Is it just me, or does every new study and food book offer conflicting advice? I'm not happy to hear that we should limit fat and eat lots of whole grains and vegetables; but nor am I thrilled to hear saturated animal fats are back on the menu and carbs are the new bad guys. Can't I love both? Can't we all get along???
This week I took on Nina Teicholtz's The Big Fat Surprise.
Like Gary Taubes' WHY WE GET FAT, Teicholtz takes on some 50 years of dietary advice from the government, academy, food-, and health-powers-that-be. You know the drill: reduce saturated fat in the diet. The higher your heart attack risk, the more drastically you should reduce it. That means cutting out red meat, eggs, milk, cheese--and voila! You'll lower your LDL and live long enough to die of cancer instead.

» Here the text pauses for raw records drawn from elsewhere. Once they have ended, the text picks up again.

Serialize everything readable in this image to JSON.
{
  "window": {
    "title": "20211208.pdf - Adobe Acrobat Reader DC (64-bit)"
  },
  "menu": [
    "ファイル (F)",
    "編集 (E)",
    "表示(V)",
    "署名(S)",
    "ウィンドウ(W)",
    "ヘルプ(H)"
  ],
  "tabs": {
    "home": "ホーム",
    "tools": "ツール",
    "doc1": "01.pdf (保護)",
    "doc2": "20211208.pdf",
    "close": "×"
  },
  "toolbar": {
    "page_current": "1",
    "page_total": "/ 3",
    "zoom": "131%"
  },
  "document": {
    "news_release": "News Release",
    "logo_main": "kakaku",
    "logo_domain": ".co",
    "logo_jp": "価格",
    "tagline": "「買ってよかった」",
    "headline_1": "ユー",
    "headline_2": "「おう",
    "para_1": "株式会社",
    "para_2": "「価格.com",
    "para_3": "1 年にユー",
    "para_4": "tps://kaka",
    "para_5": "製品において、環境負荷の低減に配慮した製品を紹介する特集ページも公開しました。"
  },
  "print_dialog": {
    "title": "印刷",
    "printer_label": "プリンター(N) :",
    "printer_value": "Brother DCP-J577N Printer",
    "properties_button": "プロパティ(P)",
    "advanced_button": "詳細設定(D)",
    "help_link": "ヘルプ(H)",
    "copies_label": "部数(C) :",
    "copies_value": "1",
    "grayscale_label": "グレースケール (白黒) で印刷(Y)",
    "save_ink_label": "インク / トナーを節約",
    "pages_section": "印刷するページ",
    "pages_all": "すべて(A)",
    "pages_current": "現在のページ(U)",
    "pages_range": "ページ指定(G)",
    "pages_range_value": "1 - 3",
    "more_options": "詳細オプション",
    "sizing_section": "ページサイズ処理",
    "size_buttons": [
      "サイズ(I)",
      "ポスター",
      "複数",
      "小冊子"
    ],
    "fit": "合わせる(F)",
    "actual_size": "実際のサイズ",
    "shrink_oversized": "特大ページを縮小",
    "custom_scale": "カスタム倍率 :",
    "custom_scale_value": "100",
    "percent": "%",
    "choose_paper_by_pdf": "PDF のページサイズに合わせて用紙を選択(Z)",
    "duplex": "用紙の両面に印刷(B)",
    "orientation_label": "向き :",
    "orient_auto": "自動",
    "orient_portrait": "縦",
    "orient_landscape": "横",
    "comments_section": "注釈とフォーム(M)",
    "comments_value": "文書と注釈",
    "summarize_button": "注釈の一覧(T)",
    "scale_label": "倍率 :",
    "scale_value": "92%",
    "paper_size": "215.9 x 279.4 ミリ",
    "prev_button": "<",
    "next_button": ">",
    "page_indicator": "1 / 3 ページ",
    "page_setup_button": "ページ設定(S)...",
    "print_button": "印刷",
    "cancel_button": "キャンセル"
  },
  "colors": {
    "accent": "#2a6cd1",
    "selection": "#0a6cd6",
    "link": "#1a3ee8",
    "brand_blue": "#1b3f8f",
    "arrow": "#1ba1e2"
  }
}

Teicholtz traces the ascendancy of this advice and the effects of personal biases, statistical hand-waving, and academic infighting on the conclusions drawn or suppressed. She looks in depth at the original studies done and cited, rather than taking the abstract's or another person's word for it, with surprising results. As it happens, rates of heart disease have not declined, despite a 17% increase in American consumption of fruits and vegetables, a 29% increase in grains, and a reduction of fats to 33% of calories. In place of animal fats we now consume 8% of calories by way of vegetables oils (mainly soy and canola), and, in the meantime, obesity, diabetes, and cancer rates have boomed. What went wrong?
A few things:
- We found "lowering cholesterol" was not the cure-all we hoped for. Lowfat diets (and statin drugs) can lower LDL, but it turns out general LDL levels do not correlate closely with heart disease. Having high, small-particle LDL levels does seem to correlate, but the best way to sway the balance to big, floaty LDL particles is to eat animal fats.
- The "Mediterranean Diet" was somewhat an arbitrary invention, but a diet favoring olive oil does seem to improve health factors better than a lowfat diet, although not as well as a diet rich in animal fats.
- At first animal fats were replaced in processed/fast foods with trans fats, but when these started to be frowned upon, everyone switched back to liquid vegetable oils, which oxidize and put out toxic aldehydes when they are heated.
- Calcium and vitamins A, D, K, and E are fat-soluble, meaning they cannot be fully absorbed if not accompanied by fat. That goes for the calcium in nonfat milk and all the spiffy vegetables sprinkled in fat-free dressing.
- Women and children were recommended to follow lowfat diets by extension, but it turns out women with low cholesterol had higher mortality rates that women with high cholesterol, and women on lowfat diets see a greater drop in their good HDL levels than men. Kids need saturated fat for ideal growth.
- When not replacing trans fats with liquid oils, food processors have to rely on fat replacers, which are additional carbohydrate substances.
- Liquid vegetable oils are pro-inflammatory and tied to increased rates of cancer.
...There's more to say, but I'll stop here. Suffice to say, I found the arguments convincing, if depressing, given my deep love for bread and pasta. My kids have been drinking whole milk for years now, and I am determined to wean us at least two days a week from breakfast cereals, but I just don't know how the world can support everyone on a diet high in animal fats. Not to mention, meat is expensive, especially since we do grass-fed. I suppose I'll have to settle for increasing our ratio of animal fats and reducing our refined carbs and liquid vegetable oil.
At least I can fry in butter and bacon fat without a twinge of guilt now, but I guess this means my homemade pot stickers fried in vegetable oil literally are to die for!